As you lock your home and car each day in preparation for a day at work and other daily activities, do you ever give thought to how the lock and key came to be? That simple fob or key you hold in your hand has a long and rich history according to the experts at A&B Auto Locksmith Near Me; thanks to those early prototypes and many trial and error participants, we now have a better handle on securing our belongings and protecting those we hold so dear.
How Did It All Begin?
According to Pliny the Elder, the first key was held in the 6th century BC by someone named Theodorus of Samos. Stories throughout Greek and Egyptian history cite the use of locks and keys, which are also found in Old Testament scripts. Wooden locking was used in Egypt nearly four thousand years ago. What is most fascinating about this early form of security was that it still serves as the prototype for what we use in today’s mechanical locks.
Other primitive locks were used in Nineveh, the capital of ancient Assyria, now known as Iraq. These wooden pin locks functioned like large wooden toothbrushes, with pegs communicating with pins that needed to lift in order to open the lock. Valuables and places of religious and historical significance were secured this way, which made the need for physical security virtually obsolete. Unfortunately, these locks were easily broken by force, and early locksmiths went back to the drawing board to work out deficiencies and provide better security solutions.
The Warded Lock
The Roman empire was home to many technological and social innovations, including advancements in the Egyptian wooden lock that made it more durable. Wood materials were swapped out for molded brass and iron, making them significantly stronger than their flimsy predecessors. With the addition of metal into locking mechanisms, the Romans designed early versions of the warded lock, making it necessary for the insertion of a key to bypass projections in order to access what was inside.
This groundbreaking advancement became the foundation for many more sophisticated versions of the lock and key to be formed. Even though the world was headed for the Dark Ages, mankind had found its way through advancements that shed light on the world of locksmithing.
Dark Age Enlightenment

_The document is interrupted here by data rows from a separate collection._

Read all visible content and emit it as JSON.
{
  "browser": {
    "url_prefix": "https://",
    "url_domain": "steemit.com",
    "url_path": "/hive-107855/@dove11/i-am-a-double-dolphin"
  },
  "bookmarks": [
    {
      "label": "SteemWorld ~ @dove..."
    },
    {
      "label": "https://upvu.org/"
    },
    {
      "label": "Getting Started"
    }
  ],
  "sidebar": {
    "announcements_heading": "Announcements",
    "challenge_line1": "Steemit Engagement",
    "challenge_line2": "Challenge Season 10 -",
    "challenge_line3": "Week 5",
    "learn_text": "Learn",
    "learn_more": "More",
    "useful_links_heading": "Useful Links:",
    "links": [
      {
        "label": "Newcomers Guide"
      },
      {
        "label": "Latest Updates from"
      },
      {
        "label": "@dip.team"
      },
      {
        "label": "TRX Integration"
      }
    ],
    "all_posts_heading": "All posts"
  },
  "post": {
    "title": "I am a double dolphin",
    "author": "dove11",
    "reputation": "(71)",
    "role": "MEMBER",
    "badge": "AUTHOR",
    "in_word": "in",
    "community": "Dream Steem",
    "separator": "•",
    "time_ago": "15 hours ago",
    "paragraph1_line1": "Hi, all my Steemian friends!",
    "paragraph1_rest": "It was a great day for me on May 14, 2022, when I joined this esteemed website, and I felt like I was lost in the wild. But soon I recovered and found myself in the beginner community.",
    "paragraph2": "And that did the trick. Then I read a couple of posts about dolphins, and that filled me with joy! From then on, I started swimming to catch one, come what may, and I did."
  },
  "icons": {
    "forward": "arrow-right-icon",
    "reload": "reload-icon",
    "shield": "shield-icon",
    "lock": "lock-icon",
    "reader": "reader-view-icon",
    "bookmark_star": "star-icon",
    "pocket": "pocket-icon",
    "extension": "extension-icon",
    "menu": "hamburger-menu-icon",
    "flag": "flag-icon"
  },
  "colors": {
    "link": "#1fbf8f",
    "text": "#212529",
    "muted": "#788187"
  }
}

The warded lock stood the test of time for thousands of years after its invention, though they were relatively easy to pick. Early locksmiths of the Dark Ages dedicated themselves to developing more sophisticated combinations of projection within locks and in keys, including the development of:
- multi-key mechanisms
- complex key designs
- fake keyholes
Robert Barron and Joseph Bramah can be credited with the next stage of lock advancement in the late 18th century. The patent of the double-acting tumbler lock featured two levels that had to be elevated before a bolt could be removed. Bramah’s contribution to the lock and key world included the development of the Bramah locking mechanism, which used cylinder-shaped keys with a series of notches that needed to be aligned and inserted into an identical shape to open it. This lock is still sold and in use today, serving as one of the few locking mechanisms that cannot be easily picked.
Early Modern Mechanisms
In 1848, Linus Yale patented a unique pin tumbler mechanism that closely mimicked early Egyptian prototypes. This lock used a key that aligned with a unique set of pins in order for the lock barrel to turn. These Yale locks are used all over the world today, known for their unique composition that resists penetration and the ability to easily service and change them. Interestingly enough, the majority of locks still in existence today are variations of the early Barron, Bramah, and Yale prototypes.
While we’ve had some variations of locks in the security world such as push button locks, key fobs, digital locks, and security access cards, many people still prefer the safety and security of a solid lock and key mechanism for home and property.
Not only are they more cost-effective and easily serviced, but they also put you at the helm of home and property security for you and your loved ones. We pay homage to these early pioneers for their innovation and creative thinking, thankful for the vision that they had for building a safer, more secure future, one lock and key at a time.